What you will do
Can you write out the whole listing exactly?

Source data
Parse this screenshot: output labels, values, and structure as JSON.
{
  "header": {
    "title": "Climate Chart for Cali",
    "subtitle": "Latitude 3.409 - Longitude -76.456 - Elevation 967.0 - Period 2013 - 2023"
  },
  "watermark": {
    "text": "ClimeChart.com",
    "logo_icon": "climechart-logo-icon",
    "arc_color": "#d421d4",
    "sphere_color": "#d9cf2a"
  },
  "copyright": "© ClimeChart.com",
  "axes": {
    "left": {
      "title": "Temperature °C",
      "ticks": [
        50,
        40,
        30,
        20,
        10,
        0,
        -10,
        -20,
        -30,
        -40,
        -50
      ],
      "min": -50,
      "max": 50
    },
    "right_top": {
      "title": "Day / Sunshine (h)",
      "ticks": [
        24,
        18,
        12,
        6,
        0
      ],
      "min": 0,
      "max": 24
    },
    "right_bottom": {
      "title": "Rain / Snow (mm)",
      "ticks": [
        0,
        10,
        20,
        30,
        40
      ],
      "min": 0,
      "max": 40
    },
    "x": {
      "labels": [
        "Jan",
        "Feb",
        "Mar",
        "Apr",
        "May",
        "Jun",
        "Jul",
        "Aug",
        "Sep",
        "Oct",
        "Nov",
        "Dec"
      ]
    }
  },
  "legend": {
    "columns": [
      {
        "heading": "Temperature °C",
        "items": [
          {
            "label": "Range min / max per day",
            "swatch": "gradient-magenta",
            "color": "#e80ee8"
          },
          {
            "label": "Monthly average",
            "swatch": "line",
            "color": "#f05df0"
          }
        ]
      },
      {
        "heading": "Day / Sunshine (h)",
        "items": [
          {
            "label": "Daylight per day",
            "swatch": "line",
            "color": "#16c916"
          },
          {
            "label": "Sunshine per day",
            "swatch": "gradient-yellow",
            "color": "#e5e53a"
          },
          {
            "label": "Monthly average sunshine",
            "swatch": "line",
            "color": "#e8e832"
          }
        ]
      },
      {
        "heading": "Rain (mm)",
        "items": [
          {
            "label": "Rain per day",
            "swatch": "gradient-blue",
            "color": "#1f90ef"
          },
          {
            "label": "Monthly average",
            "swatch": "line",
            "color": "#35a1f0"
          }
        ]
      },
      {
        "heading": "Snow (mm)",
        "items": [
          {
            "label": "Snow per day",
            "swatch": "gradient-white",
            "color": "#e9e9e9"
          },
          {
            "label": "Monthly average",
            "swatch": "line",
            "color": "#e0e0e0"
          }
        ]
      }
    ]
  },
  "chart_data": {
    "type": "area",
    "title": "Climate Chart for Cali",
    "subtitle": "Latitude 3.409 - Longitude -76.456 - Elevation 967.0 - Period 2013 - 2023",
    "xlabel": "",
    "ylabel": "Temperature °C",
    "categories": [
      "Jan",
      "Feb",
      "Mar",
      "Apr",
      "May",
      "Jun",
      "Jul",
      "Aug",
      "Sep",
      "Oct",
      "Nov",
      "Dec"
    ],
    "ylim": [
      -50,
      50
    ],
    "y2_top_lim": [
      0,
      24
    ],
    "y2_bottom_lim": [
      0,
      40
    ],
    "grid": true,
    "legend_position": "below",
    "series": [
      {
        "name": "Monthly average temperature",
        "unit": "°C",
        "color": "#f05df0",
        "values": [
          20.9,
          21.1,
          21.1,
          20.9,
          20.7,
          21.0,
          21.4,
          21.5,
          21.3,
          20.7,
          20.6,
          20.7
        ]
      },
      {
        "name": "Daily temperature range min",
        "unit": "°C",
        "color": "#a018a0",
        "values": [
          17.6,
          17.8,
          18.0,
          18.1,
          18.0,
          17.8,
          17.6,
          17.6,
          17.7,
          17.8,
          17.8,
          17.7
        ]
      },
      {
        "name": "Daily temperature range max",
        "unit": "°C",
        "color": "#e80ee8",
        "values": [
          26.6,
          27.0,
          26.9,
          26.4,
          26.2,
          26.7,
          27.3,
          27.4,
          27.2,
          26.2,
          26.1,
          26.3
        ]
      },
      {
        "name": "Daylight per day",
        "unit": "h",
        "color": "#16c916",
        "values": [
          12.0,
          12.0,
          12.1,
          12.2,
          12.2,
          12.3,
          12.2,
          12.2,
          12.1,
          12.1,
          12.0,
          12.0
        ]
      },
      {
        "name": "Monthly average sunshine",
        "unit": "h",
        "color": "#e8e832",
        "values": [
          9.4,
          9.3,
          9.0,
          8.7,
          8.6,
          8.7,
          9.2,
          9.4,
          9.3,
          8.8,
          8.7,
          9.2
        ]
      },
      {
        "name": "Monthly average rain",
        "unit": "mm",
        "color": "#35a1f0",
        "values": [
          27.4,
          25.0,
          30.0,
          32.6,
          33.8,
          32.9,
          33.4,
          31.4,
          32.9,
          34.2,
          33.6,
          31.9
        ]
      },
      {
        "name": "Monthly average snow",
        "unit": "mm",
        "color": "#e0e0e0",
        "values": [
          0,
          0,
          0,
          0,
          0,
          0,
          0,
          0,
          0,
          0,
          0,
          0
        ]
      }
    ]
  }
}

Answer space
Parse this screenshot: output labels, values, and structure as JSON.
{
  "header": {
    "title": "Climate Chart for Cali",
    "subtitle": "Latitude 3.409 - Longitude -76.456 - Elevation 967.0 - Period 2013 - 2023"
  },
  "watermark": {
    "text": "ClimeChart.com",
    "logo_icon": "climechart-logo-icon",
    "arc_color": "#d421d4",
    "sphere_color": "#d9cf2a"
  },
  "copyright": "© ClimeChart.com",
  "axes": {
    "left": {
      "title": "Temperature °C",
      "ticks": [
        50,
        40,
        30,
        20,
        10,
        0,
        -10,
        -20,
        -30,
        -40,
        -50
      ],
      "min": -50,
      "max": 50
    },
    "right_top": {
      "title": "Day / Sunshine (h)",
      "ticks": [
        24,
        18,
        12,
        6,
        0
      ],
      "min": 0,
      "max": 24
    },
    "right_bottom": {
      "title": "Rain / Snow (mm)",
      "ticks": [
        0,
        10,
        20,
        30,
        40
      ],
      "min": 0,
      "max": 40
    },
    "x": {
      "labels": [
        "Jan",
        "Feb",
        "Mar",
        "Apr",
        "May",
        "Jun",
        "Jul",
        "Aug",
        "Sep",
        "Oct",
        "Nov",
        "Dec"
      ]
    }
  },
  "legend": {
    "columns": [
      {
        "heading": "Temperature °C",
        "items": [
          {
            "label": "Range min / max per day",
            "swatch": "gradient-magenta",
            "color": "#e80ee8"
          },
          {
            "label": "Monthly average",
            "swatch": "line",
            "color": "#f05df0"
          }
        ]
      },
      {
        "heading": "Day / Sunshine (h)",
        "items": [
          {
            "label": "Daylight per day",
            "swatch": "line",
            "color": "#16c916"
          },
          {
            "label": "Sunshine per day",
            "swatch": "gradient-yellow",
            "color": "#e5e53a"
          },
          {
            "label": "Monthly average sunshine",
            "swatch": "line",
            "color": "#e8e832"
          }
        ]
      },
      {
        "heading": "Rain (mm)",
        "items": [
          {
            "label": "Rain per day",
            "swatch": "gradient-blue",
            "color": "#1f90ef"
          },
          {
            "label": "Monthly average",
            "swatch": "line",
            "color": "#35a1f0"
          }
        ]
      },
      {
        "heading": "Snow (mm)",
        "items": [
          {
            "label": "Snow per day",
            "swatch": "gradient-white",
            "color": "#e9e9e9"
          },
          {
            "label": "Monthly average",
            "swatch": "line",
            "color": "#e0e0e0"
          }
        ]
      }
    ]
  },
  "chart_data": {
    "type": "area",
    "title": "Climate Chart for Cali",
    "subtitle": "Latitude 3.409 - Longitude -76.456 - Elevation 967.0 - Period 2013 - 2023",
    "xlabel": "",
    "ylabel": "Temperature °C",
    "categories": [
      "Jan",
      "Feb",
      "Mar",
      "Apr",
      "May",
      "Jun",
      "Jul",
      "Aug",
      "Sep",
      "Oct",
      "Nov",
      "Dec"
    ],
    "ylim": [
      -50,
      50
    ],
    "y2_top_lim": [
      0,
      24
    ],
    "y2_bottom_lim": [
      0,
      40
    ],
    "grid": true,
    "legend_position": "below",
    "series": [
      {
        "name": "Monthly average temperature",
        "unit": "°C",
        "color": "#f05df0",
        "values": [
          20.9,
          21.1,
          21.1,
          20.9,
          20.7,
          21.0,
          21.4,
          21.5,
          21.3,
          20.7,
          20.6,
          20.7
        ]
      },
      {
        "name": "Daily temperature range min",
        "unit": "°C",
        "color": "#a018a0",
        "values": [
          17.6,
          17.8,
          18.0,
          18.1,
          18.0,
          17.8,
          17.6,
          17.6,
          17.7,
          17.8,
          17.8,
          17.7
        ]
      },
      {
        "name": "Daily temperature range max",
        "unit": "°C",
        "color": "#e80ee8",
        "values": [
          26.6,
          27.0,
          26.9,
          26.4,
          26.2,
          26.7,
          27.3,
          27.4,
          27.2,
          26.2,
          26.1,
          26.3
        ]
      },
      {
        "name": "Daylight per day",
        "unit": "h",
        "color": "#16c916",
        "values": [
          12.0,
          12.0,
          12.1,
          12.2,
          12.2,
          12.3,
          12.2,
          12.2,
          12.1,
          12.1,
          12.0,
          12.0
        ]
      },
      {
        "name": "Monthly average sunshine",
        "unit": "h",
        "color": "#e8e832",
        "values": [
          9.4,
          9.3,
          9.0,
          8.7,
          8.6,
          8.7,
          9.2,
          9.4,
          9.3,
          8.8,
          8.7,
          9.2
        ]
      },
      {
        "name": "Monthly average rain",
        "unit": "mm",
        "color": "#35a1f0",
        "values": [
          27.4,
          25.0,
          30.0,
          32.6,
          33.8,
          32.9,
          33.4,
          31.4,
          32.9,
          34.2,
          33.6,
          31.9
        ]
      },
      {
        "name": "Monthly average snow",
        "unit": "mm",
        "color": "#e0e0e0",
        "values": [
          0,
          0,
          0,
          0,
          0,
          0,
          0,
          0,
          0,
          0,
          0,
          0
        ]
      }
    ]
  }
}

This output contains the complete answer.